Susan Beaumont writes: “We all preserve memories through story. In organizations, newcomers are told stories of the past as a way of promoting the culture, the values, and the vision of the congregation. But the telling of stories is not just about scripting the past, it’s also about creating our future. The way we understand our past positions us to create futures that are imaginative and hope-filled, or discouraging and binding.”
As a new pastor in a multicultural congregation, there are some often-told stories that are familiar to me already. But there are other stories, particularly from our immigrant communities, that are not heard as often but are just as important. I needed a tool to help all of our leaders examine their stories about our ministry, not just repeat them. With Susan Beaumont’s theory as a foundation, I developed this reflection process and used it with my congregational leaders to begin unpacking and exploring these stories. I hope it will be useful to you.
Examen for Organizations
The Examen is a traditional method of prayerful awareness that is a bedrock in Ignatian spirituality and Jesuit education. It’s a short, easy way to reflect on your day and become more mindful about where you are experiencing grace or goodness and where there is room in your actions and life for growth. In this exercise, we will use the Examen to explore stories related to our organization and listen for how the Holy Spirit is speaking to us through those stories. You may do this exercise personally or guide a group of organizational leaders through the exercise.
Take a moment to settle. Take a deep breath.

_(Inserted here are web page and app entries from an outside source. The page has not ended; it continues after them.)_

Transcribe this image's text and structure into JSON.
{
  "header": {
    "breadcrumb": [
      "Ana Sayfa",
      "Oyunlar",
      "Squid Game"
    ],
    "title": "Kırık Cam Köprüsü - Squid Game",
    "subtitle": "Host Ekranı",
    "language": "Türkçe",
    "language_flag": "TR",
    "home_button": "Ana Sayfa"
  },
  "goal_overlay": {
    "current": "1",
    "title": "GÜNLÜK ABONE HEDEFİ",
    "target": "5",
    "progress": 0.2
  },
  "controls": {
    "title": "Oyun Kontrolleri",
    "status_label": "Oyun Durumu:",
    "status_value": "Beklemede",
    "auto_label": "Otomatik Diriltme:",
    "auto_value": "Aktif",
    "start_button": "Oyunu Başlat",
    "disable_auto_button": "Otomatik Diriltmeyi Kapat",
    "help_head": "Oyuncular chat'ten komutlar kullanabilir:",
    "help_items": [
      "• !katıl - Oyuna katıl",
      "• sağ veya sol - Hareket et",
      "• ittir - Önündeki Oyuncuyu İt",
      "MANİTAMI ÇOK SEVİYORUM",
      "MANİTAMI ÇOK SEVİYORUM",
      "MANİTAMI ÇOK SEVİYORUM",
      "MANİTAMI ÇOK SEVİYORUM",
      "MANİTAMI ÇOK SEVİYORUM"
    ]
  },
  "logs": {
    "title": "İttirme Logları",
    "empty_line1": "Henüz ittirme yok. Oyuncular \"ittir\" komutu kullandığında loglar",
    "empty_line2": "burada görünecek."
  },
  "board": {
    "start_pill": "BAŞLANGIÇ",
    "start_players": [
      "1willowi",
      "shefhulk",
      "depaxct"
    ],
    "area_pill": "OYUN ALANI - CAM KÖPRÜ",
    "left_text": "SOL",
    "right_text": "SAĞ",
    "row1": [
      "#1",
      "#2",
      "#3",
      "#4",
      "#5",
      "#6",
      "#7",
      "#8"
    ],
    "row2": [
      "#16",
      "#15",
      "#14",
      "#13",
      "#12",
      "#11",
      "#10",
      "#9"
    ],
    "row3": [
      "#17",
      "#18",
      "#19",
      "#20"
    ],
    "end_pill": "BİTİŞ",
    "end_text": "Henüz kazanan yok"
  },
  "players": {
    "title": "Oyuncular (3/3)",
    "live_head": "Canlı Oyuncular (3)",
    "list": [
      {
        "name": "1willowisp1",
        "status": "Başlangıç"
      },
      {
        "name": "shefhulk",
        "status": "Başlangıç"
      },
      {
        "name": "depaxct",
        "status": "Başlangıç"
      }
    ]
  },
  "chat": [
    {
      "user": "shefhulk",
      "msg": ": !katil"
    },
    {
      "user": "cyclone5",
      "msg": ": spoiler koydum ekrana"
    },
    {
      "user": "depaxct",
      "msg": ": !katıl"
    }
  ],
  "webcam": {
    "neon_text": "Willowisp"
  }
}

Get comfortable in your seat. Close your eyes. Like a rock settling on the bottom of a lake after it’s thrown in, let yourself settle.
- Ask for light and insight as you prepare to reflect on your ministry or organization. For some that light may come in the form of a sense of the Divine. For others it’s from a deep sense of your true self. Take a moment and ask for light as you begin to examine the ministry or organization.
- As you begin thinking about the ministry, it may be helpful first to think of a specific story that stands out to you from the past, either recent or distant.
Let that story take shape in your mind. Take a moment to be grateful for it. How do you identify with this story? How do you feel distant or removed from it? What perspectives do you share in common with how this story is told? Where do your perspectives differ?
- Note the emotions you feel when you think of this story, but do not judge or over-analyze. Simply acknowledge the story and pay attention to your emotions.
- How do you feel the organization served Jesus or served others in this story? How did it fail to do so?
- Where in this story did you feel peace, joy, and a sense of integrity?
- Where did you feel frustrated, dissonant, and fragmented?
- Do you feel that you connected to the organization in this story or do you feel disconnected and not valued?
- Are there things you wish would have been different in this story? Are there things that you are proud of
- In your imagination, allow Jesus to speak with you about this story—perhaps with affirmation, perhaps with challenge, perhaps with a revealing silence. How do you feel about what he may be saying to you?
- As feelings and memories of this story surface, pick one that seems important, significant, or is manifesting itself the strongest. Pause and reflect on where you, as a leader, are being invited to grow from that moment or where the organization might be invited to grow from that moment. Take a moment to pray with it.
- Call again to mind the one story that stands out to you, the words that Jesus is saying to you, and the invitation to growth. What is one thing that you would like to resolve to do in this next year so that you can better lead this organization? What do you need to help make this resolution a reality? Is there something particular you hear Jesus calling the organization to do or be in the year ahead?
Take a deep breath, and when you are ready, open your eyes and return to this space.
Reflecting on the Examen
If you are leading the Examen with a group, allow each person five minutes to share their reflections from the practice of Examen. The leader should ring a chime to mark the end of each five minute segment. Each person should share only his or her own reflections without responding to others’ reflections with comments like “I like what you said about . . .” or “I remember Bill’s story a little differently.” The leader should record what is shared for group reflection after everyone has had time to share. If someone does not use the full five minutes, observe silence until the time is up and the chime is rung. If someone is still talking at the end of five minutes when the chime is rung, he should conclude his thought so the next person may begin.
Invite each person to share:
- The particular story that you were reflecting on
- How you felt about that story
- What you heard Jesus saying to you about that story
- What invitations for growth you perceived, either individually or corporately?
Framing and Reframing Our Stories
Depending on how much time is available to your group, you may in this meeting or a future meeting talk more about these stories: how do they describe your past and what kind of future do they move you toward. Discuss whether the stories you tell have a positive or negative impact on the organization. Explore what your stories teach you about the soul and character of the organization. This will help you better understand your identity, a core piece of discerning your vocation. (The other pieces of vocational discernment are our context [who are we called to serve] and our purpose [what are we called to do or become]).
Much of this material on storytelling, soulful organizations, discernment, and identity is developed from Susan Beuamont’s lectures at the 2016 Young Clergy Women Project conference. Visit Susan’s website to learn more.